Kamuimisaki cape at the edge of Hokkaido's Shakotan
Peninsula offers a wonderful view of the sea
REACHING THE tip of Kamuimisaki cape on the north-western edge of the Shakotan Peninsula in Hokkaido, can only be achieved on foot and involves walking carefully along a narrow path that looks and feels like a mountain ridge, rising as high as 80 metres above sea level. Buffeted by the wind, it takes me a full 20 minutes to reach the cape, which looks out over the crystal-clear Sea of Japan, a beautiful shade of azure that has become known as “Shakotan blue”.
From this viewpoint, the horizon appears slightly curved at both ends testifying to what we already know – that the Earth is round. And even through it took about an hour from the centre of Shakotan by car, the spectacle is well worth the trip.

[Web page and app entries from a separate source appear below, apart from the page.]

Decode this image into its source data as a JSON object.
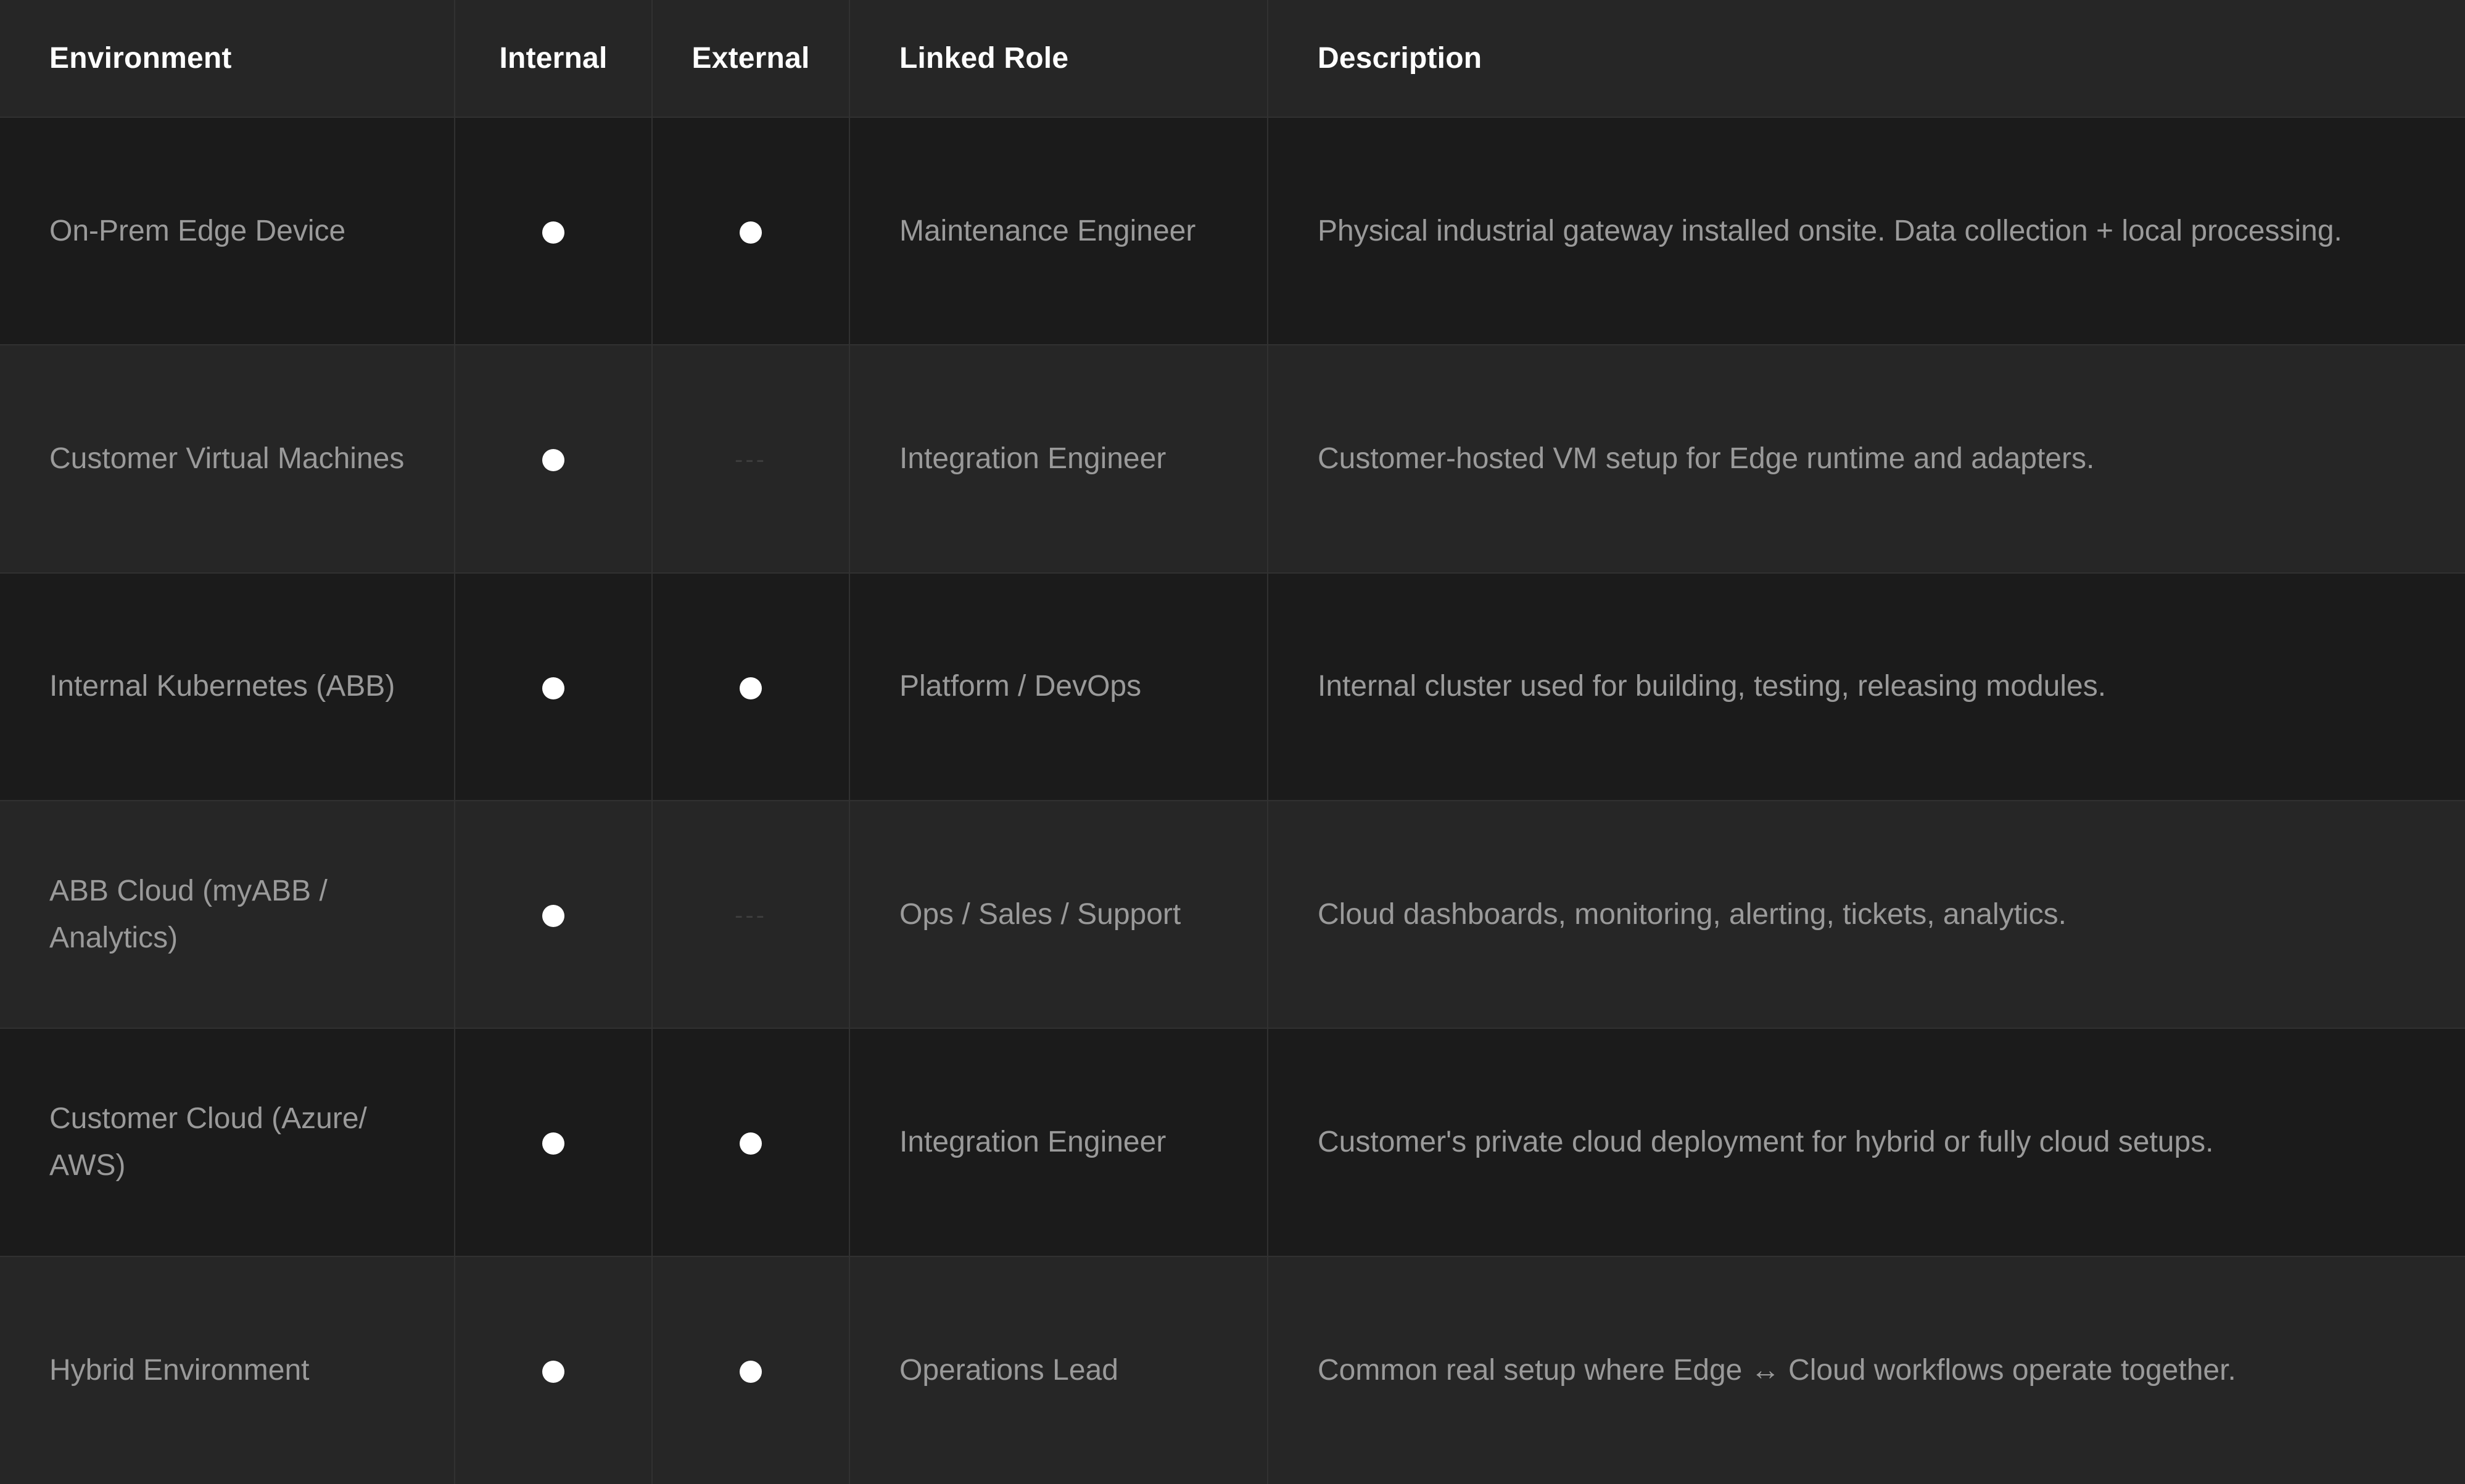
{
  "table": {
    "headers": {
      "environment": "Environment",
      "internal": "Internal",
      "external": "External",
      "linked_role": "Linked Role",
      "description": "Description"
    },
    "rows": [
      {
        "environment": "On-Prem Edge Device",
        "internal": true,
        "external": true,
        "linked_role": "Maintenance Engineer",
        "description": "Physical industrial gateway installed onsite. Data collection + local processing."
      },
      {
        "environment": "Customer Virtual Machines",
        "internal": true,
        "external": false,
        "linked_role": "Integration Engineer",
        "description": "Customer-hosted VM setup for Edge runtime and adapters."
      },
      {
        "environment": "Internal Kubernetes (ABB)",
        "internal": true,
        "external": true,
        "linked_role": "Platform / DevOps",
        "description": "Internal cluster used for building, testing, releasing modules."
      },
      {
        "environment": "ABB Cloud (myABB / Analytics)",
        "internal": true,
        "external": false,
        "linked_role": "Ops / Sales / Support",
        "description": "Cloud dashboards, monitoring, alerting, tickets, analytics."
      },
      {
        "environment": "Customer Cloud (Azure/ AWS)",
        "internal": true,
        "external": true,
        "linked_role": "Integration Engineer",
        "description": "Customer's private cloud deployment for hybrid or fully cloud setups."
      },
      {
        "environment": "Hybrid Environment",
        "internal": true,
        "external": true,
        "linked_role": "Operations Lead",
        "description": "Common real setup where Edge ↔ Cloud workflows operate together."
      }
    ],
    "empty_marker": "---",
    "colors": {
      "header_bg": "#262626",
      "row_dark": "#1b1b1b",
      "row_light": "#262626",
      "header_text": "#ffffff",
      "cell_text": "#9a9a9a",
      "dot": "#ffffff",
      "grid_line": "#313131"
    }
  }
}
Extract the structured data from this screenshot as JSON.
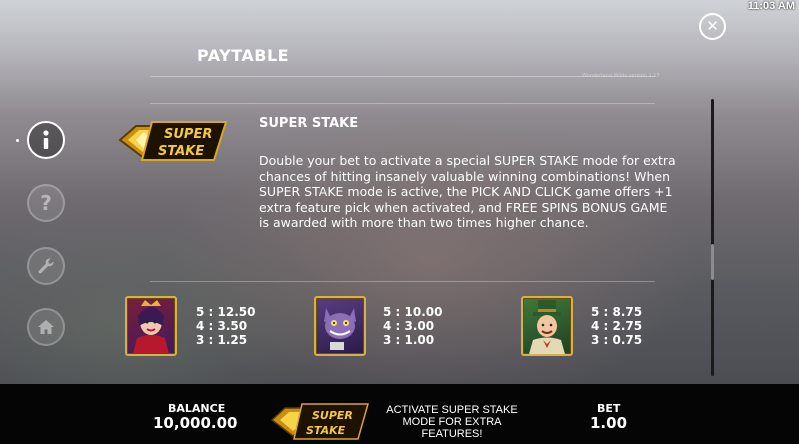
{
  "status_bar": {
    "time": "11:03 AM"
  },
  "header": {
    "title": "PAYTABLE",
    "version": "Wonderland Wilds version 1.17"
  },
  "sidebar": {
    "items": [
      {
        "icon": "info-icon",
        "state": "active"
      },
      {
        "icon": "question-icon",
        "state": "inactive"
      },
      {
        "icon": "wrench-icon",
        "state": "inactive"
      },
      {
        "icon": "home-icon",
        "state": "inactive"
      }
    ]
  },
  "feature": {
    "logo_text": "SUPER STAKE",
    "title": "SUPER STAKE",
    "description": "Double your bet to activate a special SUPER STAKE mode for extra chances of hitting insanely  valuable winning combinations! When SUPER STAKE mode is active, the PICK AND CLICK game offers +1 extra feature pick when activated, and FREE SPINS BONUS GAME is awarded with more than two times higher chance."
  },
  "symbols": [
    {
      "name": "queen-symbol",
      "pays": [
        {
          "count": "5",
          "value": "12.50"
        },
        {
          "count": "4",
          "value": "3.50"
        },
        {
          "count": "3",
          "value": "1.25"
        }
      ]
    },
    {
      "name": "cat-symbol",
      "pays": [
        {
          "count": "5",
          "value": "10.00"
        },
        {
          "count": "4",
          "value": "3.00"
        },
        {
          "count": "3",
          "value": "1.00"
        }
      ]
    },
    {
      "name": "hatter-symbol",
      "pays": [
        {
          "count": "5",
          "value": "8.75"
        },
        {
          "count": "4",
          "value": "2.75"
        },
        {
          "count": "3",
          "value": "0.75"
        }
      ]
    }
  ],
  "bottom_bar": {
    "balance_label": "BALANCE",
    "balance_value": "10,000.00",
    "super_stake_logo": "SUPER STAKE",
    "activate_lines": [
      "ACTIVATE SUPER STAKE",
      "MODE FOR EXTRA",
      "FEATURES!"
    ],
    "bet_label": "BET",
    "bet_value": "1.00"
  },
  "colors": {
    "gold": "#e5b52b",
    "dark_gold": "#6a4c0f",
    "bar_bg": "#050505"
  }
}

The sea offers not only this impressive view but also a variety of seafood. The town is famous for nama uni don (raw sea urchin roe atop a bowl of rice). I was there, however, just after the fishing season, which is limited to June through August.
Even so, a Japanese restaurant I visited for lunch still offered steamed sea urchin roe, and I enjoyed the kaisendon sashimi bowl decorated lavishly with northern shrimp and seasonal salmon roe. The sea urchin roe melted in my mouth, and I could taste its subtle sweetness.
Forests account for 80 per cent of the town. The rains that fall on the highlands are soaked up in the mountain areas, and the nutrient-laden rivers flow into the sea. This process is believed to help the growth of seafood and seaweed.
In 2010, Japan Tobacco Inc began a 10-year project called JT Forest Shakotan to help the conservation of these mountains. JT subsidises the costs of forest management within the reach of three rivers running through the town, including the Bikunigawa.
“Ill-maintained forests are recovering,” Hideki Matsui, the 68-year-old mayor of Shakotan tells me.
“I want to scientifically prove that mountains foster the ocean.”
Experts on forests, rivers and seas have already started investigations in their various fields.
“I hope they will collect enough data soon so that we can properly explain to children, who will be responsible for the next generation,” Matsui continues.
Forests not only nurture the abundant sea, but also are helping the reconstruction of areas hit by the 2011 Great East Japan Earthquake. About 2,000 trees including Japanese larches were cut down, sent to disaster-hit areas such as Miyagi Prefecture and used as foundations for temporary housing units in May 2011. The workings of nature help human beings, showing the importance of protecting nature.
The next day, I visited a traditional-style fishermen's lodge in the centre of the town that was originally built for those involved in the herring fishing industry, once the pride of the town. The streets are littered with the houses, now abandoned, that once accommodated fishing boat owners, their families and their crews.
In 2008, residents in the town began activities to preserve these houses as sightseeing spots. Local volunteers including Noriichi Bessho, 67, renovated the lodge and named it Yamashime Banya.
A public interest corporation subsidised the costs of renovation such as for replacing the flooring.
The facility was opened to the public until late September, hosting events such as shamisen lute performances. It is currently closed in preparation for further restoration work, but should reopen around May next year.
“I feel regret if tourists just eat sea urchin roe and leave town. I want them to know the history of Shakotan,” Bessho says.
IF YOU GO
- Thai Airways International operates direct flights between Bangkok and Hokkaido. From New Chitose Airport, visitors can travel by train to Otaru, a journey of about 75 minutes. From the station, Bikuni, the centre of Shakotan, is about one hour and 25 minutes by bus.
- For more details, contact the Shakotan tourism association at (0135) 44-3715 (English inquiries accepted only on weekdays) or visit www.Kanko-Shakotan.jp.